I AM MEXICAN BY JASMIN OLVERA- DENA
I am Mexican
I come from a culture with roots so deep that mainstream society does not understand and calls our culture mythical. I am Mexican, I am not Latina, I am not Hispanic, I am not Mexican- American, nor am I Chicana. Pocha, Wet back, and Beaner are names that also do not suite me, I am Mexican. I am not Catholic, I am not a Christian, I am an Indigenous Mexican who comes from the land. I am native to the land which we walk on, daughter of the moon, the stars, and the sun.
Growing up, I was taught by the media a very wrong idea of what it meant to be a person of Mexican descent. My culture is often portrayed as Tequila, mariachi, mustaches, and ponchos, but we are more than that. We are not illegal aliens, Banda music nor machismo. My culture is not Catholicism, alcoholism, teen pregnancy, or low riders. I remember being in elementary school and learning about the caste system, this is where my identity search began. Our teacher had us do an activity where we mapped out what our family worked in and where we would be as adults according to this system. I could not have been more than 7 years old doing this activity wracking my brain trying to figure out where I would end up as an adult based on my family’s history. I began to search for my roots, I asked my parents about their work and what their parents did and went as far back as I could. I investigated history books and spoke to elders in my family to get a good sense of our personal family roots. I was so confused because it did not match up with what the media and society said we were.
I grew up in the Salad Bowl of the United States, Salinas, California, a place where only ‘illegals’ work the fields. These are the people of my culture who come to the U.S for opportunities and are portrayed through the media as illegal aliens who work the lowest of the jobs available due to their legal statues. My people can not be illegal on land which we come from. Our ancestors lived and thrived on this land before the Spanish came and created borders and new government rules and regulations. They created laws which categorized my people as illegals and aliens. Due to these new laws and rules the limited jobs accessible to my people is that of agricultural work, which is said to be of the worst jobs available. Yes, this work is physically demanding, and the hours can be difficult to work however the people of my culture have a deeper connection to this work. We understand the energy of the soil, the energy of the water, and the heat of the sun to work together to create nutrition for our bodies, our families, and our communities. There is an ancestral knowledge and understanding of what needs to happen for the food which they are working with to prosper and feed the people.
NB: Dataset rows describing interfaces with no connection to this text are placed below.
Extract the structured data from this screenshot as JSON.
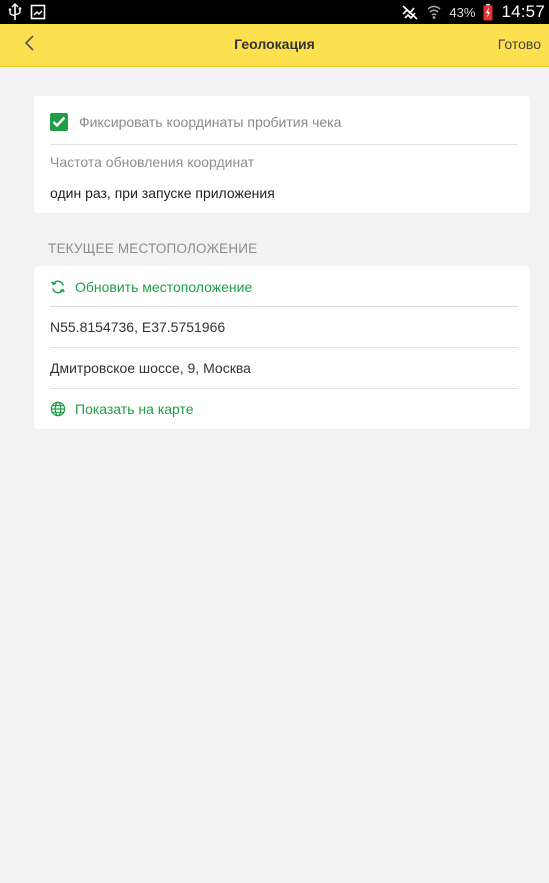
{
  "status_bar": {
    "usb_icon": "usb-icon",
    "screenshot_icon": "screenshot-icon",
    "mute_icon": "vibrate-mute-icon",
    "wifi_icon": "wifi-icon",
    "battery_percent": "43%",
    "battery_icon": "battery-charging-icon",
    "time": "14:57"
  },
  "header": {
    "back_icon": "chevron-left-icon",
    "title": "Геолокация",
    "done_label": "Готово",
    "background": "#fbe14f"
  },
  "settings_card": {
    "fix_coordinates": {
      "checked": true,
      "label": "Фиксировать координаты пробития чека"
    },
    "update_frequency_label": "Частота обновления координат",
    "update_frequency_value": "один раз, при запуске приложения"
  },
  "current_location": {
    "section_title": "ТЕКУЩЕЕ МЕСТОПОЛОЖЕНИЕ",
    "refresh_icon": "refresh-icon",
    "refresh_label": "Обновить местоположение",
    "coordinates": "N55.8154736, E37.5751966",
    "address": "Дмитровское шоссе, 9, Москва",
    "map_icon": "globe-icon",
    "show_on_map_label": "Показать на карте"
  },
  "colors": {
    "accent_green": "#1f9e46",
    "header_yellow": "#fbe14f",
    "page_background": "#f2f2f2"
  }
}
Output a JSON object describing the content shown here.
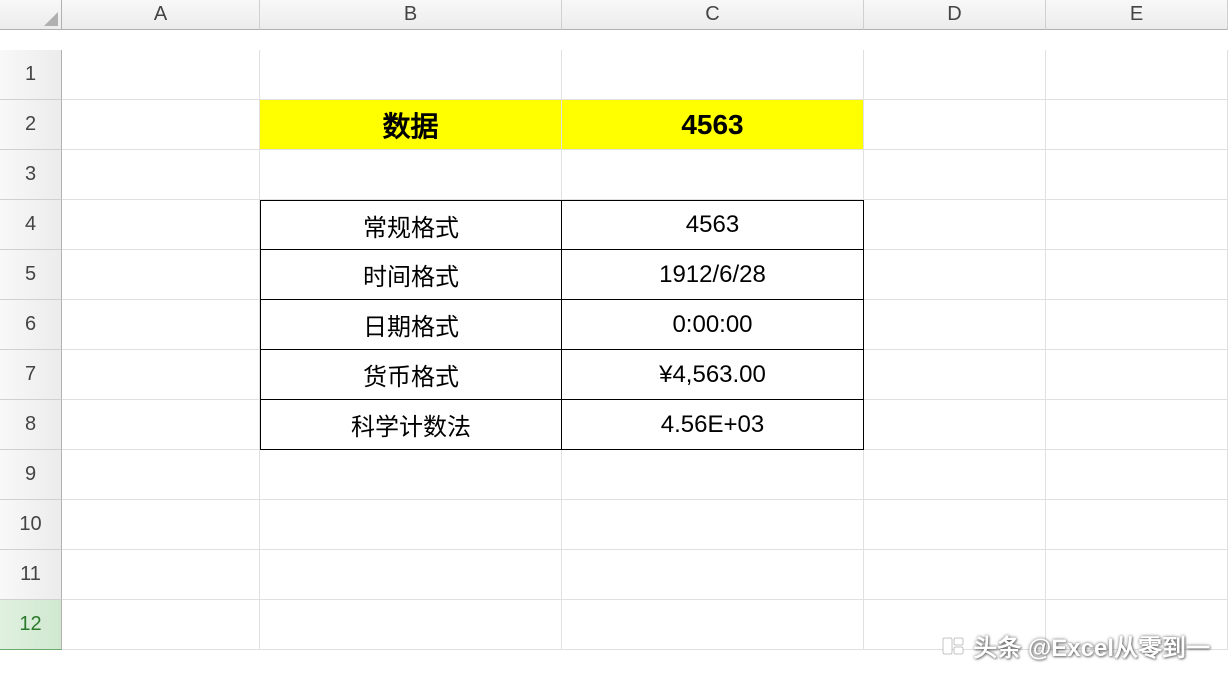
{
  "columns": [
    "A",
    "B",
    "C",
    "D",
    "E"
  ],
  "rows": [
    "1",
    "2",
    "3",
    "4",
    "5",
    "6",
    "7",
    "8",
    "9",
    "10",
    "11",
    "12"
  ],
  "header": {
    "label": "数据",
    "value": "4563"
  },
  "formats": [
    {
      "label": "常规格式",
      "value": "4563"
    },
    {
      "label": "时间格式",
      "value": "1912/6/28"
    },
    {
      "label": "日期格式",
      "value": "0:00:00"
    },
    {
      "label": "货币格式",
      "value": "¥4,563.00"
    },
    {
      "label": "科学计数法",
      "value": "4.56E+03"
    }
  ],
  "watermark": "头条 @Excel从零到一"
}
We have agricultural systems that have thrived since the beginning of our time that has supported us in never killing our communities from hunger.
In my family we planted the three sisters, corn, beans, and squash and these crops fed us for the entire year. Not only did we have our fields, but we also had cows which the food we had fed them as well. I wonder how this part of our culture has made the mainstream media think our practices are so mythical and possibly fake. I assume it is because they do not understand it. My ancestors were scientist, astronomers, and mathematicians before these words had meaning to them. We have a calendar commonly known as the Aztec Calendar that is filled with information, scientifical counts and astronomy markers. I follow this calendar as it is the truest to the seasons and active elements in our environment. Our new year is celebrated in March, and we observe days of reflection where we are in silence and meditation. We have days of celebration for the different stages of harvesting, for seasonal changes in the climate but also within our people. We celebrate in community and have boundaries and respect for substances that are altering to our beings such as alcohol and medicinal plants. So, I wonder why this part of my culture is not shared on the front pages of the newspaper, or talked about amongst other cultures about us?
Has it taken them time to learn about the raw, authentic, deeply rooted culture us Mexicans have as it did for me? I began dancing our traditional Aztec dancing at the age of 7, the older I got, the more information I began to receive with my community. We talked about our traditions and our culture with such respect, admiration, and understanding that it was hard for me to comprehend why when I told people I am Mexican they assumed I was Catholic and an alcoholic. They do not know that Catholicism was something brought to our land by the Spaniards during their savage invasion and massacre of my people and our traditions. They do not know that my people were skinned alive, tortured, and killed if they did not turn to their religion. My people had no religion, the word prayer did not exist in our language, we did not have a God or goddesses, we did not have mythical beliefs either. We believe in nature, in the energy of earth, water, wind, and fire, in our sight, smell, taste, and ability to listen. Our way of life was and is very basic, so basic that when the Spanish came, our ways were understanding as savage ways because we did not kneel to a God or bow our heads to them.
So, when I am asked about my culture, I will gladly make the correction of the assumption that I am a catholic Mexican who is an alcoholic. I am a Mexican who tends to the fire of my grandmothers, caring for the healing of my community. My people have been through many hardships for 500 years and it is time for a shift in the view of my culture. We are Indigenous people who are scientist, mathematicians, politicians, astronomers, doctors, and healers. We are people of this land; our skin is kissed by the sun and our hair by the moon.
-Jasmin Olvera Dena